|James Paul Warburg|
August 18, 1896|
|Died||June 3, 1969
|Alma mater||University of Chicago
Harvard Law School
|Known for||Key member of Franklin Roosevelt brain trust|
James Paul Warburg (August 18, 1896 – June 3, 1969) was a German-born American banker. He was notably well known for being the financial adviser to Franklin D. Roosevelt. His father was banker Paul Warburg, member of the Warburg family and "father" of the Federal Reserve system. After World War II, Warburg helped organized the Society for the Prevention of World War III in support of the Morgenthau Plan.
Born in Hamburg, Germany, he was educated at Middlesex School and Harvard University. He served in the Navy Flying Corps during World War I before entering a career in business. He was at the First National Bank of Boston between 1919 and 1921. Between 1921 and 1929 he was Vice President at the International Acceptance Bank.
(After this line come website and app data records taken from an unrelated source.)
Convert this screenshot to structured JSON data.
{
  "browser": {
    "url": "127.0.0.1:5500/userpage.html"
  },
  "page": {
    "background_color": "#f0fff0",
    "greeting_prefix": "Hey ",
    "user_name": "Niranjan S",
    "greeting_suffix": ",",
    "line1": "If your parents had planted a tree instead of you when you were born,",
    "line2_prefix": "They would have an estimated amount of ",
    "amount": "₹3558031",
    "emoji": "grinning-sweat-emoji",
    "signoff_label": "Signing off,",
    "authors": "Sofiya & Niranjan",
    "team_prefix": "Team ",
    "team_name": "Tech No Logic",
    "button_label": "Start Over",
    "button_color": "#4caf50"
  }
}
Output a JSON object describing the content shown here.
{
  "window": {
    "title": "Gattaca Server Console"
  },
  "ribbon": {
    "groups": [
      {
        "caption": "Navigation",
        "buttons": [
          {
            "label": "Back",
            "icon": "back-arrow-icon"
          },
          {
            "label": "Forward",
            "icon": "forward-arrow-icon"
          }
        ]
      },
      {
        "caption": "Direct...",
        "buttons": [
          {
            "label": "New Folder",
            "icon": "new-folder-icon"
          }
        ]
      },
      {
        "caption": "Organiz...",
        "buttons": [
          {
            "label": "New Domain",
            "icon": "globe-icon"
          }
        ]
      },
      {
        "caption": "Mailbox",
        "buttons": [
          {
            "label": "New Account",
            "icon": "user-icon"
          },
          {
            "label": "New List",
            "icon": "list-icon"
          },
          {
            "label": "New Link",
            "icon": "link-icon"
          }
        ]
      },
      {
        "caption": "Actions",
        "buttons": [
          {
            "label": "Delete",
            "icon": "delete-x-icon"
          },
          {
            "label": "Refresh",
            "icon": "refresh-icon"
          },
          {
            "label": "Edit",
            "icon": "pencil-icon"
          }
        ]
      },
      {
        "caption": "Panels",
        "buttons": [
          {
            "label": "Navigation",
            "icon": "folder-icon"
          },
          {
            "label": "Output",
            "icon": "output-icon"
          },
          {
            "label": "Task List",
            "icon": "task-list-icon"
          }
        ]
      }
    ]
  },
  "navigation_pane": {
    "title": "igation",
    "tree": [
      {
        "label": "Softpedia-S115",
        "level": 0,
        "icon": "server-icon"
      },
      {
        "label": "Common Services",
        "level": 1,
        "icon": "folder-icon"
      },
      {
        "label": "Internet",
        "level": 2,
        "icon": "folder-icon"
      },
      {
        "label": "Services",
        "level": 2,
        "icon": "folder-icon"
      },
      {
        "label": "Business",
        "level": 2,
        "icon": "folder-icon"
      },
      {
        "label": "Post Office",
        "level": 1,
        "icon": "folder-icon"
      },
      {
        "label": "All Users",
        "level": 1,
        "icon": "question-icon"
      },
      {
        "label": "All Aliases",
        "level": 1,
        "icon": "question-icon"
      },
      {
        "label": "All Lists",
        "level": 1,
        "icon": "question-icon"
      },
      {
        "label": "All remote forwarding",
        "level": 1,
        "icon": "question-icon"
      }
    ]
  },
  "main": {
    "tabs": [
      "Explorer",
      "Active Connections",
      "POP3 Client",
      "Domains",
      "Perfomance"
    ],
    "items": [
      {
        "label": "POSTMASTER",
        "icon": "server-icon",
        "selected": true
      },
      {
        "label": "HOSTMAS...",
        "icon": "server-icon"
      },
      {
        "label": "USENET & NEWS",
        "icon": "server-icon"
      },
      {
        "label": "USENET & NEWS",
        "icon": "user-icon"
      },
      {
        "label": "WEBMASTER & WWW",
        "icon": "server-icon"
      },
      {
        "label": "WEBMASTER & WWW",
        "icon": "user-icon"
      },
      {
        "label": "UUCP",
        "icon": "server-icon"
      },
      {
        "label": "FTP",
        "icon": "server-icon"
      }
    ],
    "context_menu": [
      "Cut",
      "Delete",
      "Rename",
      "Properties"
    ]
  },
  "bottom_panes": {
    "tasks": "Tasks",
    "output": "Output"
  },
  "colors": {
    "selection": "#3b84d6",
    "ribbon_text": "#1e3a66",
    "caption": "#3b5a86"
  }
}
He was president at the International Manhattan Company from 1929 to 1931, then president of the International Acceptance Bank from 1931 to 1932. He was Vice Chairman of the Board at Bank of the Manhattan Company between 1932 and 1935.
While at the Bank of the Manhattan, he became financial adviser to President Roosevelt. This included acting as financial adviser at the 1933 London World Economic Conference.
Warburg left government in 1934, having come to oppose certain policies of the New Deal. He was opposed to political Non-interventionism however, and re-entered government service in 1941 as Special Assistant to the Coordinator of Information, William Joseph Donovan. In 1942, when propaganda responsibilities were transferred to the Office of War Information, he became its Overseas Branch Deputy Director. He joined the Society for the Prevention of World War III, a lobby group working for a harsh peace for Germany.
In 1963, along with Sears heir, Philip Stern, he helped to found the Washington-based Institute for Policy Studies. Warburg was a member of the Council on Foreign Relations. He gained some notice in a February 17, 1950, appearance before the U.S. Senate Committee on Foreign Relations in which he said, "We shall have world government, whether or not we like it. The question is only whether world government will be achieved by consent or by conquest."
In 1918, Warburg married composer and musician Kay Swift; but they divorced in late 1934 as a consequence of her long involvement with George Gershwin. They had three daughters between 1919 and 1924. Warburg married his second wife, Phyllis Baldwin, in 1935. He and his third wife, Joan Melber, were married on September 6, 1948, and had a son Philip Neff Warburg. Warburg is also the grandfather of novelist Katharine Weber.
Under the pseudonym Paul James he wrote the lyrics to Swift's 1929 hit song "Can't We Be Friends?" and their 1930 musical, Fine and Dandy, which introduced the song "Fine And Dandy".
- Senate Report (Senate Foreign Relations Committee) (1950). Revision of the United Nations Charter: Hearings Before a Subcommittee of the Committee on Foreign Relations, Eighty-First Congress. United States Government Printing Office. p. 494. Testimony on Wikisource
- Biographical note at the John F. Kennedy Library
- Hell Bent for Election Warburg's Critique of FDR and the New Deal
- James Paul Warburg